their lives." added Tinashe Ncube, Ward Manager, Langden ward (men's
Acquired Brain Injury low secure).
Guild Lodge provides a diverse range of services which each offer a wide range
of career opportunities including medium secure, low secure and step down
services, acquired brain injury (ABI) services and occupational therapy. If you
are interested in attending the open day and would like to find out more, please
contact the Employment Services Team on:- 01772 520200 or send an
NHS sustainability plans
unlikely to work without greater government commitment
LOCAL sustainability and transformation
plans (STPs); designed to transform the way health and social care services are
organised, delivered, and used across England; are unlikely to work without a
much greater commitment from government, warns an expert in The BMJ.
Kieran Walshe, Professor of health policy and management at the University of
Manchester, argues that while STPs aim to keep people well and help them to care
for themselves, and use health and care services more appropriately, there are
four main problems, which if not resolved make it unlikely that these plans will
1st, he warns that they are being launched at a time of huge, unprecedented
levels of financial constraint and challenge in the NHS, which will require
2nd, he argues that the plans have been written in a rush, and professional and
public consultation and engagement have been largely neglected, resulting in
and opposition" from the medical profession, the public, and the media.
3rd, he says these plans have no statutory force or authority, adding that the
Health and Social Care Act 2012 "contains a host of provisions on
competition and market access that make these changes open to legal challenge
and difficult to implement."
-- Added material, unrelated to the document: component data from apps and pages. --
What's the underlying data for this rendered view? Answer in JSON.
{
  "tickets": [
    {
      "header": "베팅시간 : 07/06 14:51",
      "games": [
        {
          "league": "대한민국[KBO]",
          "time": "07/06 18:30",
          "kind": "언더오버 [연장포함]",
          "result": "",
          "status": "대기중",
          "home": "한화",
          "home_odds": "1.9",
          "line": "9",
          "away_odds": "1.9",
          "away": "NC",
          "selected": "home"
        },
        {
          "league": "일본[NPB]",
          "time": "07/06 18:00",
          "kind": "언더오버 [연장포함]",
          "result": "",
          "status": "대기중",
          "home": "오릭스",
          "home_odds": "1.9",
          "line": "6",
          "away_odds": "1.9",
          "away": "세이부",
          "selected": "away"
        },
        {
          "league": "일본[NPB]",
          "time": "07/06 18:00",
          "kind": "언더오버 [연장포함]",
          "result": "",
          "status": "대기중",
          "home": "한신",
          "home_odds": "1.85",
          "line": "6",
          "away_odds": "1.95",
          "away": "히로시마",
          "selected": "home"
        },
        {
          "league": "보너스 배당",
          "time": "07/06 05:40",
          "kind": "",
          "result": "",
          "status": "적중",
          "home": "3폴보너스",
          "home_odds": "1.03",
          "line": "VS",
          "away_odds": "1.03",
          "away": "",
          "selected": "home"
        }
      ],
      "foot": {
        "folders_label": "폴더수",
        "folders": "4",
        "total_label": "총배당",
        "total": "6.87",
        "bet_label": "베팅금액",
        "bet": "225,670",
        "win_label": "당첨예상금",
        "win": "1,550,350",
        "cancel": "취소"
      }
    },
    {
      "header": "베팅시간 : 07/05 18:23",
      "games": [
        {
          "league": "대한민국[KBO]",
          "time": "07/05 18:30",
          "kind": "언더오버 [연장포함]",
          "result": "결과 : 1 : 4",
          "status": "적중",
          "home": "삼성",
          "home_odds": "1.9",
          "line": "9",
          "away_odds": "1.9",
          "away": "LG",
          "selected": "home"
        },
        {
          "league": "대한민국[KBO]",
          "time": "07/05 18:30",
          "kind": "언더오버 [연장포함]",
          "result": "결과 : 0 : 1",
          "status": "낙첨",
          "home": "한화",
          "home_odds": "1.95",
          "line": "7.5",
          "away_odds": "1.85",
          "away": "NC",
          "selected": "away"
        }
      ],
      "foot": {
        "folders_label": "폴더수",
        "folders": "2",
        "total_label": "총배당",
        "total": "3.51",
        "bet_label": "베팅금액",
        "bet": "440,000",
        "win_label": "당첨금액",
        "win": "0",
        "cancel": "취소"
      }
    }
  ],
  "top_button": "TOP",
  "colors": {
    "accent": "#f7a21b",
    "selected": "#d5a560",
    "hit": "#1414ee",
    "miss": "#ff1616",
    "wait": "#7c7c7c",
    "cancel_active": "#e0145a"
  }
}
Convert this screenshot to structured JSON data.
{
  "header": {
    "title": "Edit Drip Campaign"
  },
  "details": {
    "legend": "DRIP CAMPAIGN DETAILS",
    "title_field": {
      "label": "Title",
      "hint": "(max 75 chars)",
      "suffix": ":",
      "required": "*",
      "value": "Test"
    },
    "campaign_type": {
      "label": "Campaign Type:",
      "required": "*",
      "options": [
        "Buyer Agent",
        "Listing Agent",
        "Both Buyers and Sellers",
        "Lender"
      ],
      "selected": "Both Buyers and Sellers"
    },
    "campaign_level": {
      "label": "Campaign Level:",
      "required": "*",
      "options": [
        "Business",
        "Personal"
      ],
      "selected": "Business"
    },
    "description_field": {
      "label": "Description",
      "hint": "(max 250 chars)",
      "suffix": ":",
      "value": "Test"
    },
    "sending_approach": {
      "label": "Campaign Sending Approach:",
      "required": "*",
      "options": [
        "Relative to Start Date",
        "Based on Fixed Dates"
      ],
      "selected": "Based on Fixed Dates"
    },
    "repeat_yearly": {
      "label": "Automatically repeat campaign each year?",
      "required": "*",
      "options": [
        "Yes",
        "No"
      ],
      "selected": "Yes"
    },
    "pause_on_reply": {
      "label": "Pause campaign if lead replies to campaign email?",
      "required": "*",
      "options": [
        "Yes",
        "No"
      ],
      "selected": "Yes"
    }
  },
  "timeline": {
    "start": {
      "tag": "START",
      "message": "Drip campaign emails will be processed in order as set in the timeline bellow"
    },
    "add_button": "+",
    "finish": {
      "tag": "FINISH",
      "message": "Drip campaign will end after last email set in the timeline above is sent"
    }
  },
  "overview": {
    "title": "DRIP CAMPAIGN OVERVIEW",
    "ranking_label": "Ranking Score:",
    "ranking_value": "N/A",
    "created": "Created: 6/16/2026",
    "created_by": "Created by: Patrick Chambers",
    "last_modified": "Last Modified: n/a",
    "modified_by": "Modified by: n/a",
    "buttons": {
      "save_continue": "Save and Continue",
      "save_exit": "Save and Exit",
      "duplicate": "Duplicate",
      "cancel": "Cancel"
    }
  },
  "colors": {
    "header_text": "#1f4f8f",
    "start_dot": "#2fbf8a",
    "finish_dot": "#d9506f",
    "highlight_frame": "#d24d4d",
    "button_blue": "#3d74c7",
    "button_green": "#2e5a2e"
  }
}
Finally, these plans are founded on the sound idea that we should bring health
and social care services together, but he points out that:- "social care
services are funded separately by local authorities, whose funding has been cut
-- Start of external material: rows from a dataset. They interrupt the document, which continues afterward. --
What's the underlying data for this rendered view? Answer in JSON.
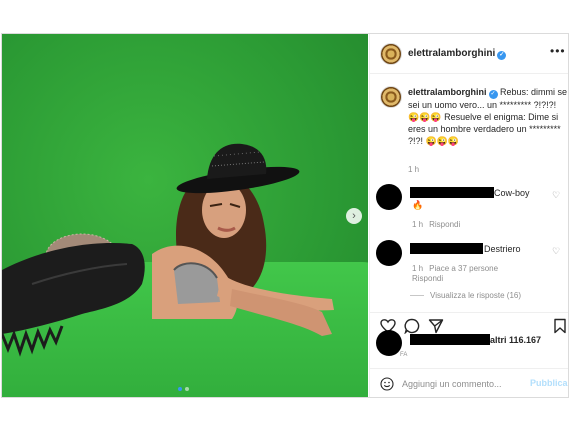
{
  "post": {
    "username": "elettralamborghini",
    "more_label": "•••"
  },
  "caption": {
    "username": "elettralamborghini",
    "text": "Rebus: dimmi se sei un uomo vero... un ********* ?!?!?! 😜😜😜 Resuelve el enigma: Dime si eres un hombre verdadero un ********* ?!?! 😜😜😜",
    "time": "1 h"
  },
  "comments": [
    {
      "text": "Cow-boy",
      "emoji": "🔥",
      "time": "1 h",
      "reply_label": "Rispondi"
    },
    {
      "text": "Destriero",
      "time": "1 h",
      "likes_label": "Piace a 37 persone",
      "reply_label": "Rispondi"
    }
  ],
  "view_replies": "Visualizza le risposte (16)",
  "likes_text": "altri 116.167",
  "date_small": "FA",
  "add_comment": {
    "placeholder": "Aggiungi un commento...",
    "publish_label": "Pubblica"
  },
  "photo": {
    "next_label": "›",
    "carousel_pages": 2,
    "carousel_current": 1
  },
  "colors": {
    "verified_blue": "#3897f0",
    "publish_disabled": "#b2dffc",
    "green_screen": "#2fa038"
  }
}
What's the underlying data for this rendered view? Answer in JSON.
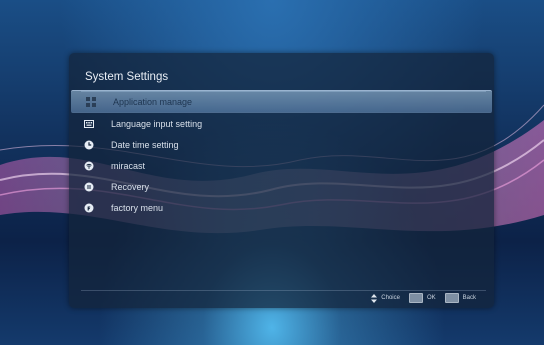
{
  "panel": {
    "title": "System Settings"
  },
  "menu": {
    "items": [
      {
        "label": "Application manage",
        "icon": "apps-grid-icon",
        "selected": true
      },
      {
        "label": "Language input setting",
        "icon": "keyboard-icon",
        "selected": false
      },
      {
        "label": "Date time setting",
        "icon": "clock-icon",
        "selected": false
      },
      {
        "label": "miracast",
        "icon": "miracast-icon",
        "selected": false
      },
      {
        "label": "Recovery",
        "icon": "recovery-icon",
        "selected": false
      },
      {
        "label": "factory menu",
        "icon": "factory-icon",
        "selected": false
      }
    ]
  },
  "hints": {
    "choice": "Choice",
    "ok": "OK",
    "back": "Back"
  },
  "colors": {
    "selected_highlight": "#9ec4e6",
    "panel_bg": "#14243a",
    "text": "#d8e0ea"
  }
}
by 37% in real terms over the last 6 years."
Fixing these problems and giving STPs a real chance to succeed requires action
from government, writes Walshe..
He therefore calls for government action to provide realistic transitional
funding for the changes and to give political backing to the changes and allow
for proper consultation at a national and a local level.
He also calls for legislation to remove the competition and market access
provisions of the Health and Social Care Act and to allow for statutory bodies
to be created to lead STPs.
Finally, he suggests the government tackle the health and social care divide by
implementing the recommendations of the Barker commission for a single system of
funding to commission health and social care.
"The NHS and its leaders have done what they can to map out a sustainable
future health and social care system for England. But without a much greater
commitment from government, it seems very unlikely that these plans will work,"
Charity welcomes tougher
penalties for mobile phone use behind the wheel
THE government has introduced, on 1 March
tougher penalties for those caught using mobile phones when driving. Points on a
driving licence have doubled, from 3 to 6 and the penalty fine has increased
from £100, to £200.
The move has been generally welcomed by road safety charity, Brake, but it warns
that the fine is still too low, and it remains concerned about the Police having
enough resources to enforce the new law.
Gary Rae, campaigns director for Brake, said:- "The increase in the points
is very welcome. However, when you realise that you can be fined £1,000 for not
having a TV Licence, then the £200 fine for illegally using a mobile looks
We're also very concerned about the ever dwindling number of roads Traffic Police. Their numbers have fallen by almost a
3rd since 2010. There are now
approximately 3,700 specialist Traffic Officers in England and Wales. We want
the UK Government to look again at this, and make roads policing a national